Instructions to follow: When you return the data, keep every line exactly as it is and leave out the pictures.

Information:
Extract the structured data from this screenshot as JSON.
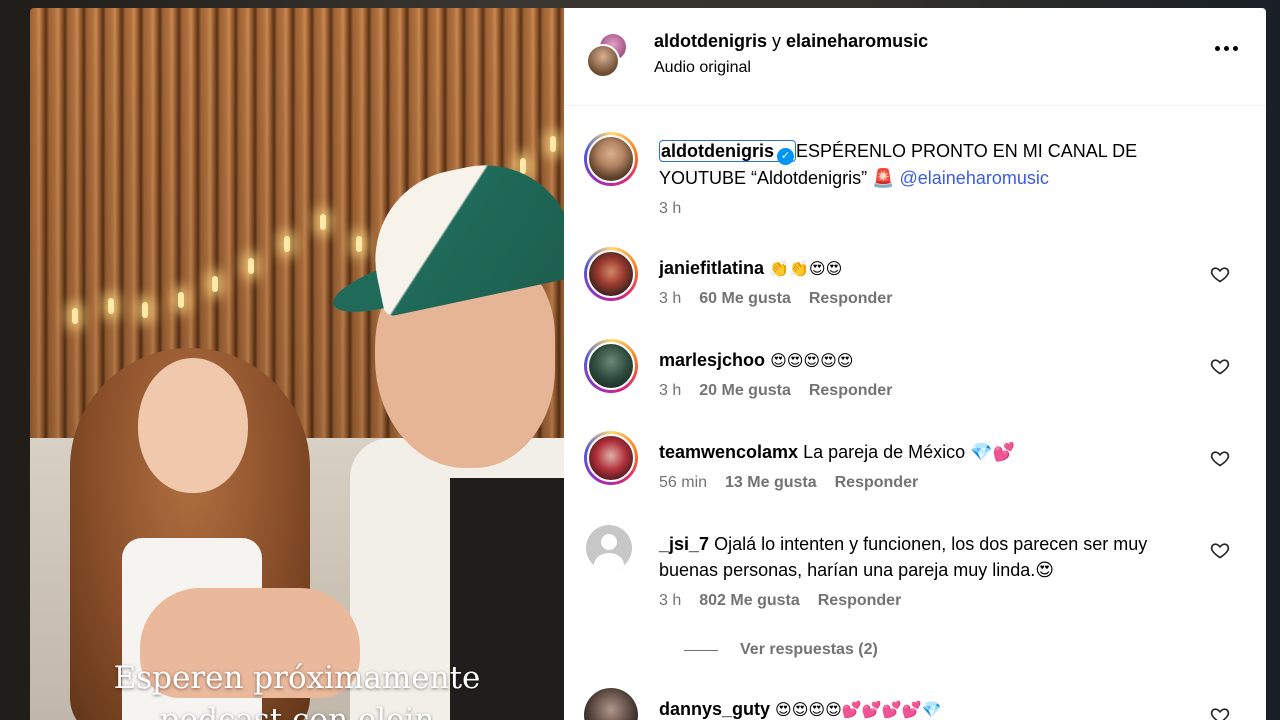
{
  "video": {
    "caption_line1": "Esperen próximamente",
    "caption_line2": "podcast con elein"
  },
  "header": {
    "user1": "aldotdenigris",
    "joiner": "y",
    "user2": "elaineharomusic",
    "subtitle": "Audio original"
  },
  "post": {
    "username": "aldotdenigris",
    "verified_glyph": "✓",
    "text": "ESPÉRENLO PRONTO EN MI CANAL DE YOUTUBE “Aldotdenigris” 🚨",
    "mention": "@elaineharomusic",
    "time": "3 h"
  },
  "comments": [
    {
      "username": "janiefitlatina",
      "text": "👏👏😍😍",
      "time": "3 h",
      "likes": "60 Me gusta",
      "reply": "Responder"
    },
    {
      "username": "marlesjchoo",
      "text": "😍😍😍😍😍",
      "time": "3 h",
      "likes": "20 Me gusta",
      "reply": "Responder"
    },
    {
      "username": "teamwencolamx",
      "text": "La pareja de México 💎💕",
      "time": "56 min",
      "likes": "13 Me gusta",
      "reply": "Responder"
    },
    {
      "username": "_jsi_7",
      "text": "Ojalá lo intenten y funcionen, los dos parecen ser muy buenas personas, harían una pareja muy linda.😍",
      "time": "3 h",
      "likes": "802 Me gusta",
      "reply": "Responder",
      "view_replies": "Ver respuestas (2)"
    },
    {
      "username": "dannys_guty",
      "text": "😍😍😍😍💕💕💕💕💎"
    }
  ],
  "colors": {
    "accent_blue": "#0095f6",
    "mention_blue": "#3b5ce0",
    "meta_gray": "#737373"
  }
}
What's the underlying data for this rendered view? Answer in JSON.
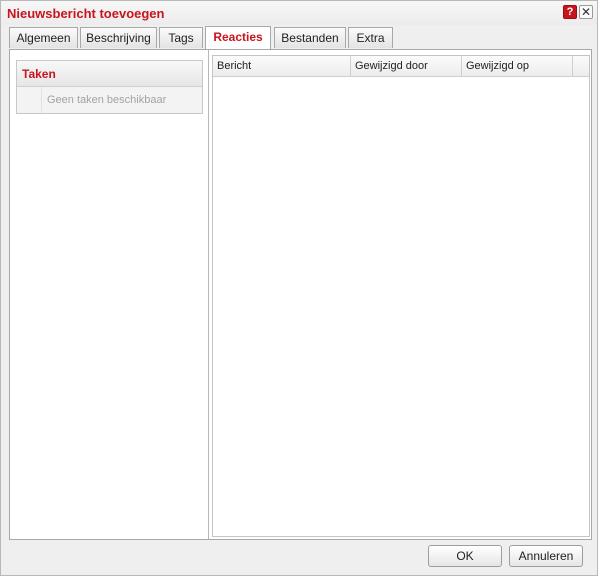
{
  "dialog": {
    "title": "Nieuwsbericht toevoegen",
    "help_label": "?",
    "close_label": "✕"
  },
  "tabs": [
    {
      "label": "Algemeen"
    },
    {
      "label": "Beschrijving"
    },
    {
      "label": "Tags"
    },
    {
      "label": "Reacties",
      "active": true
    },
    {
      "label": "Bestanden"
    },
    {
      "label": "Extra"
    }
  ],
  "taken": {
    "title": "Taken",
    "empty_text": "Geen taken beschikbaar"
  },
  "grid": {
    "columns": [
      "Bericht",
      "Gewijzigd door",
      "Gewijzigd op"
    ],
    "rows": []
  },
  "footer": {
    "ok_label": "OK",
    "cancel_label": "Annuleren"
  },
  "colors": {
    "accent": "#c8141e",
    "muted_text": "#a3a3a3"
  }
}
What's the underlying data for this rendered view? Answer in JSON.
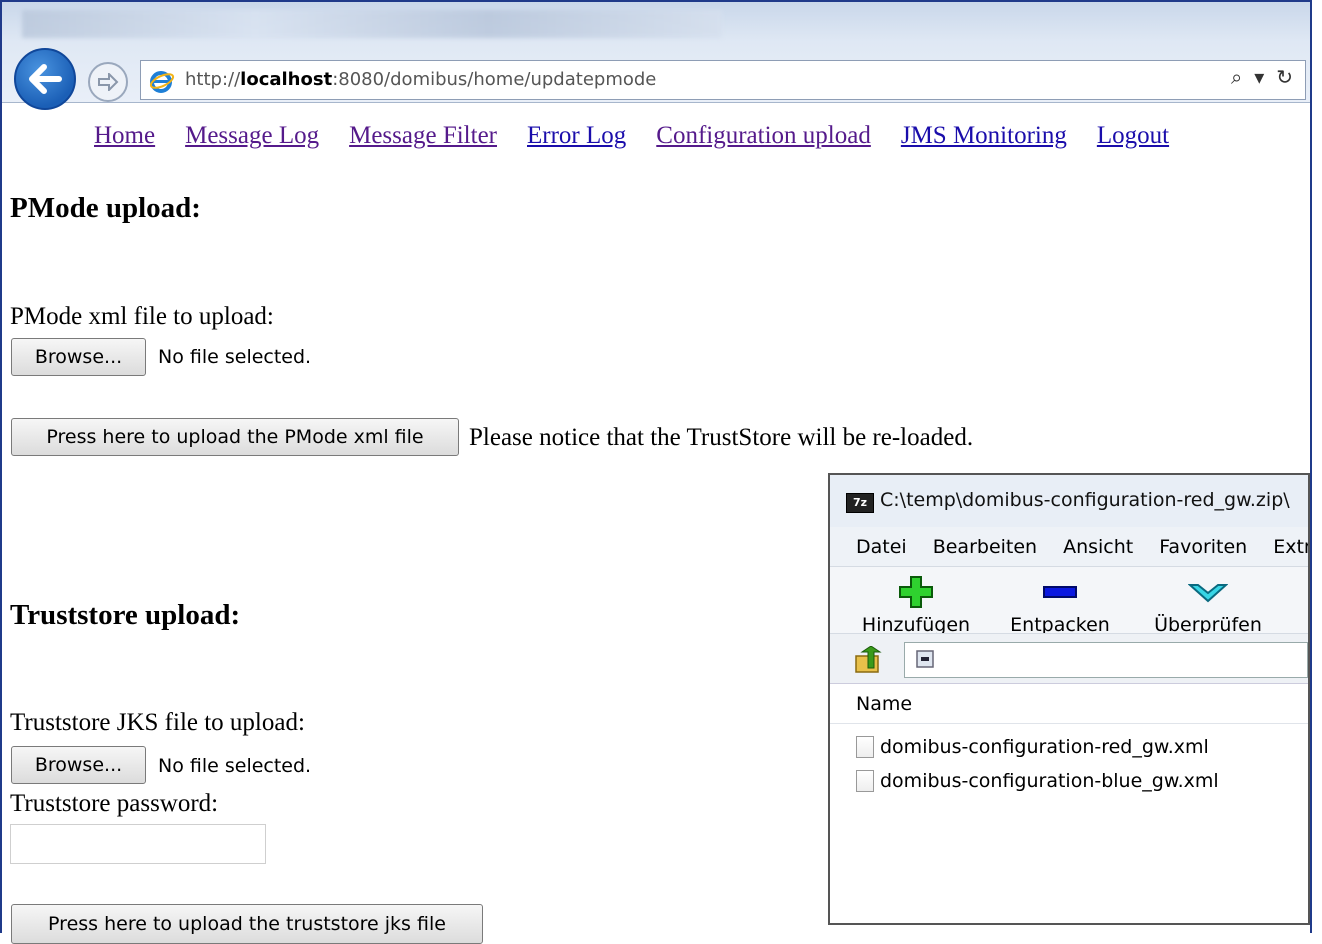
{
  "browser": {
    "url_prefix": "http://",
    "url_host": "localhost",
    "url_rest": ":8080/domibus/home/updatepmode",
    "search_glyph": "⌕",
    "dropdown_glyph": "▾",
    "refresh_glyph": "↻"
  },
  "nav": [
    "Home",
    "Message Log",
    "Message Filter",
    "Error Log",
    "Configuration upload",
    "JMS Monitoring",
    "Logout"
  ],
  "pmode": {
    "heading": "PMode upload:",
    "file_label": "PMode xml file to upload:",
    "browse_label": "Browse...",
    "no_file": "No file selected.",
    "upload_label": "Press here to upload the PMode xml file",
    "notice": "Please notice that the TrustStore will be re-loaded."
  },
  "truststore": {
    "heading": "Truststore upload:",
    "file_label": "Truststore JKS file to upload:",
    "browse_label": "Browse...",
    "no_file": "No file selected.",
    "password_label": "Truststore password:",
    "password_value": "",
    "upload_label": "Press here to upload the truststore jks file"
  },
  "zip_window": {
    "logo": "7z",
    "title": "C:\\temp\\domibus-configuration-red_gw.zip\\",
    "menu": [
      "Datei",
      "Bearbeiten",
      "Ansicht",
      "Favoriten",
      "Extras"
    ],
    "toolbar": [
      "Hinzufügen",
      "Entpacken",
      "Überprüfen"
    ],
    "column_name": "Name",
    "files": [
      "domibus-configuration-red_gw.xml",
      "domibus-configuration-blue_gw.xml"
    ]
  },
  "colors": {
    "link": "#1a0dab",
    "visited": "#551a8b",
    "frame": "#1f3a8a"
  }
}
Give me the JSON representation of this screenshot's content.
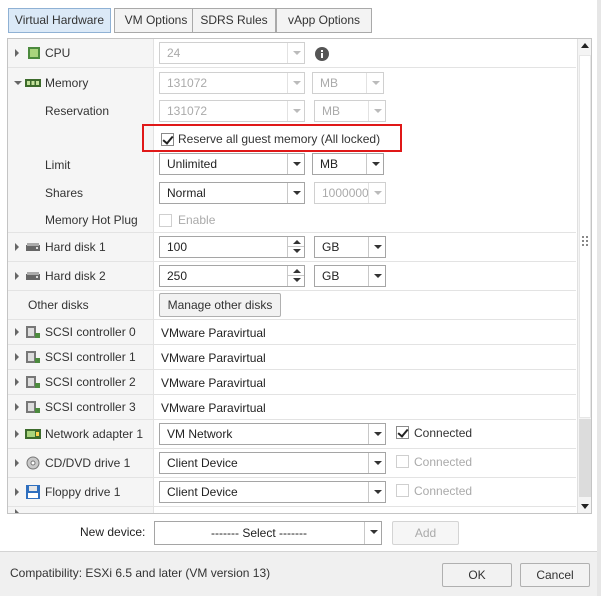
{
  "tabs": [
    {
      "label": "Virtual Hardware",
      "active": true
    },
    {
      "label": "VM Options",
      "active": false
    },
    {
      "label": "SDRS Rules",
      "active": false
    },
    {
      "label": "vApp Options",
      "active": false
    }
  ],
  "cpu": {
    "label": "CPU",
    "value": "24",
    "info_icon": "info-icon"
  },
  "memory": {
    "label": "Memory",
    "value": "131072",
    "unit": "MB",
    "reservation": {
      "label": "Reservation",
      "value": "131072",
      "unit": "MB"
    },
    "reserve_all": {
      "label": "Reserve all guest memory (All locked)",
      "checked": true
    },
    "limit": {
      "label": "Limit",
      "value": "Unlimited",
      "unit": "MB"
    },
    "shares": {
      "label": "Shares",
      "value": "Normal",
      "count": "1000000"
    },
    "hot_plug": {
      "label": "Memory Hot Plug",
      "enable_label": "Enable",
      "checked": false
    }
  },
  "hard_disks": [
    {
      "label": "Hard disk 1",
      "value": "100",
      "unit": "GB"
    },
    {
      "label": "Hard disk 2",
      "value": "250",
      "unit": "GB"
    }
  ],
  "other_disks": {
    "label": "Other disks",
    "button": "Manage other disks"
  },
  "scsi_controllers": [
    {
      "label": "SCSI controller 0",
      "value": "VMware Paravirtual"
    },
    {
      "label": "SCSI controller 1",
      "value": "VMware Paravirtual"
    },
    {
      "label": "SCSI controller 2",
      "value": "VMware Paravirtual"
    },
    {
      "label": "SCSI controller 3",
      "value": "VMware Paravirtual"
    }
  ],
  "network_adapter": {
    "label": "Network adapter 1",
    "value": "VM Network",
    "connected_label": "Connected",
    "connected": true
  },
  "cd_dvd": {
    "label": "CD/DVD drive 1",
    "value": "Client Device",
    "connected_label": "Connected",
    "connected": false
  },
  "floppy": {
    "label": "Floppy drive 1",
    "value": "Client Device",
    "connected_label": "Connected",
    "connected": false
  },
  "new_device": {
    "label": "New device:",
    "value": "------- Select -------",
    "add_label": "Add"
  },
  "footer": {
    "compatibility": "Compatibility: ESXi 6.5 and later (VM version 13)",
    "ok_label": "OK",
    "cancel_label": "Cancel"
  },
  "colors": {
    "highlight": "#e01818",
    "active_tab": "#dbe9f7",
    "label_column": "#f5f5f5"
  }
}
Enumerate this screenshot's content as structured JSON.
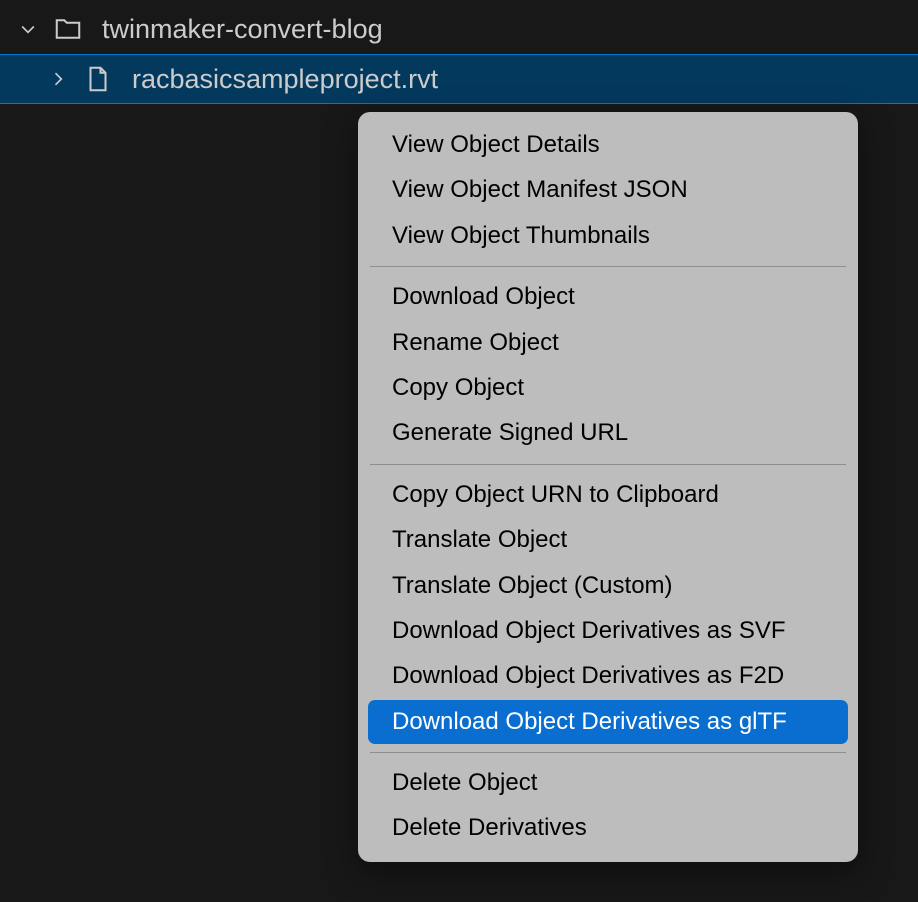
{
  "tree": {
    "folder": {
      "label": "twinmaker-convert-blog"
    },
    "file": {
      "label": "racbasicsampleproject.rvt"
    }
  },
  "menu": {
    "group1": [
      "View Object Details",
      "View Object Manifest JSON",
      "View Object Thumbnails"
    ],
    "group2": [
      "Download Object",
      "Rename Object",
      "Copy Object",
      "Generate Signed URL"
    ],
    "group3": [
      "Copy Object URN to Clipboard",
      "Translate Object",
      "Translate Object (Custom)",
      "Download Object Derivatives as SVF",
      "Download Object Derivatives as F2D",
      "Download Object Derivatives as glTF"
    ],
    "group4": [
      "Delete Object",
      "Delete Derivatives"
    ],
    "highlight": "Download Object Derivatives as glTF"
  }
}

The completed task:
Extract the structured data from this screenshot as JSON.
{
  "video": {
    "caption_line1": "Esperen próximamente",
    "caption_line2": "podcast con elein"
  },
  "header": {
    "user1": "aldotdenigris",
    "joiner": "y",
    "user2": "elaineharomusic",
    "subtitle": "Audio original"
  },
  "post": {
    "username": "aldotdenigris",
    "verified_glyph": "✓",
    "text": "ESPÉRENLO PRONTO EN MI CANAL DE YOUTUBE “Aldotdenigris” 🚨",
    "mention": "@elaineharomusic",
    "time": "3 h"
  },
  "comments": [
    {
      "username": "janiefitlatina",
      "text": "👏👏😍😍",
      "time": "3 h",
      "likes": "60 Me gusta",
      "reply": "Responder"
    },
    {
      "username": "marlesjchoo",
      "text": "😍😍😍😍😍",
      "time": "3 h",
      "likes": "20 Me gusta",
      "reply": "Responder"
    },
    {
      "username": "teamwencolamx",
      "text": "La pareja de México 💎💕",
      "time": "56 min",
      "likes": "13 Me gusta",
      "reply": "Responder"
    },
    {
      "username": "_jsi_7",
      "text": "Ojalá lo intenten y funcionen, los dos parecen ser muy buenas personas, harían una pareja muy linda.😍",
      "time": "3 h",
      "likes": "802 Me gusta",
      "reply": "Responder",
      "view_replies": "Ver respuestas (2)"
    },
    {
      "username": "dannys_guty",
      "text": "😍😍😍😍💕💕💕💕💎"
    }
  ],
  "colors": {
    "accent_blue": "#0095f6",
    "mention_blue": "#3b5ce0",
    "meta_gray": "#737373"
  }
}
What's the underlying data for this rendered view? Answer in JSON.
{
  "dialog": {
    "title": "Nieuwsbericht toevoegen",
    "help_label": "?",
    "close_label": "✕"
  },
  "tabs": [
    {
      "label": "Algemeen"
    },
    {
      "label": "Beschrijving"
    },
    {
      "label": "Tags"
    },
    {
      "label": "Reacties",
      "active": true
    },
    {
      "label": "Bestanden"
    },
    {
      "label": "Extra"
    }
  ],
  "taken": {
    "title": "Taken",
    "empty_text": "Geen taken beschikbaar"
  },
  "grid": {
    "columns": [
      "Bericht",
      "Gewijzigd door",
      "Gewijzigd op"
    ],
    "rows": []
  },
  "footer": {
    "ok_label": "OK",
    "cancel_label": "Annuleren"
  },
  "colors": {
    "accent": "#c8141e",
    "muted_text": "#a3a3a3"
  }
}
What's the underlying data for this rendered view? Answer in JSON.
{
  "browser": {
    "url_prefix": "http://",
    "url_host": "localhost",
    "url_rest": ":8080/domibus/home/updatepmode",
    "search_glyph": "⌕",
    "dropdown_glyph": "▾",
    "refresh_glyph": "↻"
  },
  "nav": [
    "Home",
    "Message Log",
    "Message Filter",
    "Error Log",
    "Configuration upload",
    "JMS Monitoring",
    "Logout"
  ],
  "pmode": {
    "heading": "PMode upload:",
    "file_label": "PMode xml file to upload:",
    "browse_label": "Browse...",
    "no_file": "No file selected.",
    "upload_label": "Press here to upload the PMode xml file",
    "notice": "Please notice that the TrustStore will be re-loaded."
  },
  "truststore": {
    "heading": "Truststore upload:",
    "file_label": "Truststore JKS file to upload:",
    "browse_label": "Browse...",
    "no_file": "No file selected.",
    "password_label": "Truststore password:",
    "password_value": "",
    "upload_label": "Press here to upload the truststore jks file"
  },
  "zip_window": {
    "logo": "7z",
    "title": "C:\\temp\\domibus-configuration-red_gw.zip\\",
    "menu": [
      "Datei",
      "Bearbeiten",
      "Ansicht",
      "Favoriten",
      "Extras"
    ],
    "toolbar": [
      "Hinzufügen",
      "Entpacken",
      "Überprüfen"
    ],
    "column_name": "Name",
    "files": [
      "domibus-configuration-red_gw.xml",
      "domibus-configuration-blue_gw.xml"
    ]
  },
  "colors": {
    "link": "#1a0dab",
    "visited": "#551a8b",
    "frame": "#1f3a8a"
  }
}
Give me the JSON representation of this screenshot's content.
{
  "tabs": [
    {
      "label": "Virtual Hardware",
      "active": true
    },
    {
      "label": "VM Options",
      "active": false
    },
    {
      "label": "SDRS Rules",
      "active": false
    },
    {
      "label": "vApp Options",
      "active": false
    }
  ],
  "cpu": {
    "label": "CPU",
    "value": "24",
    "info_icon": "info-icon"
  },
  "memory": {
    "label": "Memory",
    "value": "131072",
    "unit": "MB",
    "reservation": {
      "label": "Reservation",
      "value": "131072",
      "unit": "MB"
    },
    "reserve_all": {
      "label": "Reserve all guest memory (All locked)",
      "checked": true
    },
    "limit": {
      "label": "Limit",
      "value": "Unlimited",
      "unit": "MB"
    },
    "shares": {
      "label": "Shares",
      "value": "Normal",
      "count": "1000000"
    },
    "hot_plug": {
      "label": "Memory Hot Plug",
      "enable_label": "Enable",
      "checked": false
    }
  },
  "hard_disks": [
    {
      "label": "Hard disk 1",
      "value": "100",
      "unit": "GB"
    },
    {
      "label": "Hard disk 2",
      "value": "250",
      "unit": "GB"
    }
  ],
  "other_disks": {
    "label": "Other disks",
    "button": "Manage other disks"
  },
  "scsi_controllers": [
    {
      "label": "SCSI controller 0",
      "value": "VMware Paravirtual"
    },
    {
      "label": "SCSI controller 1",
      "value": "VMware Paravirtual"
    },
    {
      "label": "SCSI controller 2",
      "value": "VMware Paravirtual"
    },
    {
      "label": "SCSI controller 3",
      "value": "VMware Paravirtual"
    }
  ],
  "network_adapter": {
    "label": "Network adapter 1",
    "value": "VM Network",
    "connected_label": "Connected",
    "connected": true
  },
  "cd_dvd": {
    "label": "CD/DVD drive 1",
    "value": "Client Device",
    "connected_label": "Connected",
    "connected": false
  },
  "floppy": {
    "label": "Floppy drive 1",
    "value": "Client Device",
    "connected_label": "Connected",
    "connected": false
  },
  "new_device": {
    "label": "New device:",
    "value": "------- Select -------",
    "add_label": "Add"
  },
  "footer": {
    "compatibility": "Compatibility: ESXi 6.5 and later (VM version 13)",
    "ok_label": "OK",
    "cancel_label": "Cancel"
  },
  "colors": {
    "highlight": "#e01818",
    "active_tab": "#dbe9f7",
    "label_column": "#f5f5f5"
  }
}
Enumerate this screenshot's content as structured JSON.
{
  "tree": {
    "folder": {
      "label": "twinmaker-convert-blog"
    },
    "file": {
      "label": "racbasicsampleproject.rvt"
    }
  },
  "menu": {
    "group1": [
      "View Object Details",
      "View Object Manifest JSON",
      "View Object Thumbnails"
    ],
    "group2": [
      "Download Object",
      "Rename Object",
      "Copy Object",
      "Generate Signed URL"
    ],
    "group3": [
      "Copy Object URN to Clipboard",
      "Translate Object",
      "Translate Object (Custom)",
      "Download Object Derivatives as SVF",
      "Download Object Derivatives as F2D",
      "Download Object Derivatives as glTF"
    ],
    "group4": [
      "Delete Object",
      "Delete Derivatives"
    ],
    "highlight": "Download Object Derivatives as glTF"
  }
}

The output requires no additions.